Copy all lines in the data that contain the string "label".

[Records from a dataset]
**********
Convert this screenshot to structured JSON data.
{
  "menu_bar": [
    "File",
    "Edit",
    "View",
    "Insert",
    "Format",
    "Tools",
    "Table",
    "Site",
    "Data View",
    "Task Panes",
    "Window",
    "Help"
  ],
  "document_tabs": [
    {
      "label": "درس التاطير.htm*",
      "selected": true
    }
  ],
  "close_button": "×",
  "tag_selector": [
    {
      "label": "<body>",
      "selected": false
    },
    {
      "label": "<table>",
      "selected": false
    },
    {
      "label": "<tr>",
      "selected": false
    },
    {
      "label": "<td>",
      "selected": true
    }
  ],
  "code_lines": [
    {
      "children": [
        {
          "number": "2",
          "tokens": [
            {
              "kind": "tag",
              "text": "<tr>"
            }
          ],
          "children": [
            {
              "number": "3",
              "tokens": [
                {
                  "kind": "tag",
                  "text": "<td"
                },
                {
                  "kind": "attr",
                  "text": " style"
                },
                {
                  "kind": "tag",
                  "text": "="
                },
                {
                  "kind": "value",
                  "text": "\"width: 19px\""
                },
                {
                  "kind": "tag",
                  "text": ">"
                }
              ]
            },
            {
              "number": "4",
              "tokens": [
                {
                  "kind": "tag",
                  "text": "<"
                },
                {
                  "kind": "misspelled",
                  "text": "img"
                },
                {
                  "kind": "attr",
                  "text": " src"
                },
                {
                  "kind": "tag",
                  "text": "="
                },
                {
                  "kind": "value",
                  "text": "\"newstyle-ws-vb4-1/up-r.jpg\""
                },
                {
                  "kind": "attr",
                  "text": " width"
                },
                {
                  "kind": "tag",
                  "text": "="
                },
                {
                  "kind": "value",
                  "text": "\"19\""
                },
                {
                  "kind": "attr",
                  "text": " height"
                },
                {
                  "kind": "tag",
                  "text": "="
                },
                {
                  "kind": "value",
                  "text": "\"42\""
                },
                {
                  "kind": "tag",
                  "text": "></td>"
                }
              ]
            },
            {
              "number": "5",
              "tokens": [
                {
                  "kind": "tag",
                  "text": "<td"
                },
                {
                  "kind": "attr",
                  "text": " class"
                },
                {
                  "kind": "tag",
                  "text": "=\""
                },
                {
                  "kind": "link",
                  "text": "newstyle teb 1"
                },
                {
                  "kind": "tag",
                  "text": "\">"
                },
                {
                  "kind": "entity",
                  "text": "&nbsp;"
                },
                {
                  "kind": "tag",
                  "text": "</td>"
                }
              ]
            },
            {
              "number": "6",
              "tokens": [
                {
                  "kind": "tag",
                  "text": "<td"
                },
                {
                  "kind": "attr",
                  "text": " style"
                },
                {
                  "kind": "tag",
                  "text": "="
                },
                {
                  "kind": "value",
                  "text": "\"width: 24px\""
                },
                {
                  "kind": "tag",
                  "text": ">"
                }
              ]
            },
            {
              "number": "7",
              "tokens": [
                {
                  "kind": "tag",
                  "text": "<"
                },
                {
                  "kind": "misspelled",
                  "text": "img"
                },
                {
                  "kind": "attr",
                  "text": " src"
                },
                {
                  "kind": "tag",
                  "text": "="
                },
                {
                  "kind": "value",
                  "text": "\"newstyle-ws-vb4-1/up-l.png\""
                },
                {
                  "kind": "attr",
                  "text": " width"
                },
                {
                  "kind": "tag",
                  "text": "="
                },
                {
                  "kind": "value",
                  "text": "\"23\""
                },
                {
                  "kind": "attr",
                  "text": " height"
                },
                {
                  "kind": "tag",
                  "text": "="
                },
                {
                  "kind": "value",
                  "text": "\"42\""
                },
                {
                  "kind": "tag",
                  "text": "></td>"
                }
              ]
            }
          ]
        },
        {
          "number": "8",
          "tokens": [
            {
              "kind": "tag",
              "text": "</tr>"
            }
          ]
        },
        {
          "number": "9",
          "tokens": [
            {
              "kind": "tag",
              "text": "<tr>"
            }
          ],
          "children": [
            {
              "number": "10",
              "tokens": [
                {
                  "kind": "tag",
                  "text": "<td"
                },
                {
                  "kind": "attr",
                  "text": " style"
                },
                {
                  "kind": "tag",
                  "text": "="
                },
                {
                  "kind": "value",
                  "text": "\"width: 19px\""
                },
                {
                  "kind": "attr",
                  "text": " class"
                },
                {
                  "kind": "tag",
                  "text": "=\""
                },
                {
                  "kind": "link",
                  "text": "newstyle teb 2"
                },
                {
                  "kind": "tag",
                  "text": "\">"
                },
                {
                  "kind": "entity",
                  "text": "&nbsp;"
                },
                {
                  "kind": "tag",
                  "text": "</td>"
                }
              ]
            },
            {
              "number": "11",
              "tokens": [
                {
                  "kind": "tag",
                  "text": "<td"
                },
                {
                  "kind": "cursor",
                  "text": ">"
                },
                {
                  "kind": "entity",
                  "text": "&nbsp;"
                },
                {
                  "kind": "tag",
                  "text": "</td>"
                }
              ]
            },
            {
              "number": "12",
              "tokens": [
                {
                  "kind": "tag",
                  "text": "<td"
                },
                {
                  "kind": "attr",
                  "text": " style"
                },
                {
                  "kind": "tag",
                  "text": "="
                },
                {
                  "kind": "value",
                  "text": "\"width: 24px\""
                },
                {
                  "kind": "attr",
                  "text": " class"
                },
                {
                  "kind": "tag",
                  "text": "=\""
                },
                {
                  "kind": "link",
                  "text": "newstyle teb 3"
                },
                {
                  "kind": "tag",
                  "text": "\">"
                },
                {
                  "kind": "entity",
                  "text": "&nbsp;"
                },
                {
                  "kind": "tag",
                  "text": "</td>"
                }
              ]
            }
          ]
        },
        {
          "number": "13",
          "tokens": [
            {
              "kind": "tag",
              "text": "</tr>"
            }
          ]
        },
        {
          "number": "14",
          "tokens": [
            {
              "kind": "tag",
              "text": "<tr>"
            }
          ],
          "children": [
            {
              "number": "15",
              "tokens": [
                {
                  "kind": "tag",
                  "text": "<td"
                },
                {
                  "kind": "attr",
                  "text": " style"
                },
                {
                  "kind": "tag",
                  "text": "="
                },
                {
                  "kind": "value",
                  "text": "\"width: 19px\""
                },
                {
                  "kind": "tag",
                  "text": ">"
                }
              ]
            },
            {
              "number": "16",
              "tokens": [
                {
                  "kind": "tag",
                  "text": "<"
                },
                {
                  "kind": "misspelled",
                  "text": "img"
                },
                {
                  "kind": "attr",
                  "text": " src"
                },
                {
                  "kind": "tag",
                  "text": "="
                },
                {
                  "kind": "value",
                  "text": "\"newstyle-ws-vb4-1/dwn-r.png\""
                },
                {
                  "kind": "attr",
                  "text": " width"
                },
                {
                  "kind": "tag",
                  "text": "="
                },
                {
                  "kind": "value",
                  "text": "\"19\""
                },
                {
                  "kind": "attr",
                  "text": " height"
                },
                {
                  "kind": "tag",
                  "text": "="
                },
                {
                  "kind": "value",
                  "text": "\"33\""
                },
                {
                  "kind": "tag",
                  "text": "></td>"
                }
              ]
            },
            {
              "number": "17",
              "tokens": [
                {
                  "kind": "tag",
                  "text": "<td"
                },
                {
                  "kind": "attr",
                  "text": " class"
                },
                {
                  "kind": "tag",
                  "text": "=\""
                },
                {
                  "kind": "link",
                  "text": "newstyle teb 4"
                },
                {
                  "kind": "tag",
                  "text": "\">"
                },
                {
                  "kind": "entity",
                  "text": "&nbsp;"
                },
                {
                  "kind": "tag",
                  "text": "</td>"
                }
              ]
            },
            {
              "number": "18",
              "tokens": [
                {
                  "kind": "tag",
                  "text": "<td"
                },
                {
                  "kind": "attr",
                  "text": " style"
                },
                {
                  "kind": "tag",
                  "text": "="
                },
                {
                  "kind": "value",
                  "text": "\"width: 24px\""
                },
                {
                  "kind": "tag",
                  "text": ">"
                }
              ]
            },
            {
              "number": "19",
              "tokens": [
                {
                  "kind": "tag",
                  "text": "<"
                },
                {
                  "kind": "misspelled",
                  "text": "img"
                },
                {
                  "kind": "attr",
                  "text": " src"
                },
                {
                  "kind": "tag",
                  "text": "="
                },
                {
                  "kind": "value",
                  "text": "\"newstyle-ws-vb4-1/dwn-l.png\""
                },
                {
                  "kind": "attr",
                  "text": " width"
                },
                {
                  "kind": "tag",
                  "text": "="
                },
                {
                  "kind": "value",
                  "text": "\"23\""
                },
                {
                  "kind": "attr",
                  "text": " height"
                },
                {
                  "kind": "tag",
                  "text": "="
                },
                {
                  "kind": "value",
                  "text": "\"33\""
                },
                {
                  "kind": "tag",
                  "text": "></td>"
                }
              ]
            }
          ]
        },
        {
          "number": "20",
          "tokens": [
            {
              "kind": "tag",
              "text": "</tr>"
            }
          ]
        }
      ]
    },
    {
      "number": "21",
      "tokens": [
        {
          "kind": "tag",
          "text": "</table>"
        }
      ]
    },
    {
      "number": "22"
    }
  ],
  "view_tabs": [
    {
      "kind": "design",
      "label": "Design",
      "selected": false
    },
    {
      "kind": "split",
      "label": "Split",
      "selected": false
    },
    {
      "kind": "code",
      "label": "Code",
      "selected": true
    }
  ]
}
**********
§ **SOLUTION FOR THIS TASK**:
      "label": "درس التاطير.htm*",
      "label": "<body>",
      "label": "<table>",
      "label": "<tr>",
      "label": "<td>",
      "label": "Design",
      "label": "Split",
      "label": "Code",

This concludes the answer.